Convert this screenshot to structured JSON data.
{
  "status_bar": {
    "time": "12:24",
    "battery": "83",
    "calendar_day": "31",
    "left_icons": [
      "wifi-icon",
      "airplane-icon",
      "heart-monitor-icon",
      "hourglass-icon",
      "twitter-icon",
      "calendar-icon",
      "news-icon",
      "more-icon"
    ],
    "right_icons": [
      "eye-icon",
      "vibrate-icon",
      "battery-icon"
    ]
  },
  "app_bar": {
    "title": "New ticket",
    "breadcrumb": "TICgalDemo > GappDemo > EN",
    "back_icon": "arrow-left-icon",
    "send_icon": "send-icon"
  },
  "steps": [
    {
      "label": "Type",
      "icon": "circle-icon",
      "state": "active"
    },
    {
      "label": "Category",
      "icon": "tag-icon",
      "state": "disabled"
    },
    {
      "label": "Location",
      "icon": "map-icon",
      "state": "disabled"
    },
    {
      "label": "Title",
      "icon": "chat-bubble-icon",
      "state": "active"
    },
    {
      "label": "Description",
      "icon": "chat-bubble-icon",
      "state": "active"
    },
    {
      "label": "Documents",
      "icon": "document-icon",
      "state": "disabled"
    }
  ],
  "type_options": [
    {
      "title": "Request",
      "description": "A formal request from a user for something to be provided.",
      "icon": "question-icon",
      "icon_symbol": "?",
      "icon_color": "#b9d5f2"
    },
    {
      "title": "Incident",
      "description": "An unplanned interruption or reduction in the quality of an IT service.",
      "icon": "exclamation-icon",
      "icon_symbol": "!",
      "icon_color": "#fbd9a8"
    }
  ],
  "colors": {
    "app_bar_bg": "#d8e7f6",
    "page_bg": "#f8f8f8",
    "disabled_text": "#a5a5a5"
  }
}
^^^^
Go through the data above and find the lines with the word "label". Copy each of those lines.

§ Task result:
      "label": "Type",
      "label": "Category",
      "label": "Location",
      "label": "Title",
      "label": "Description",
      "label": "Documents",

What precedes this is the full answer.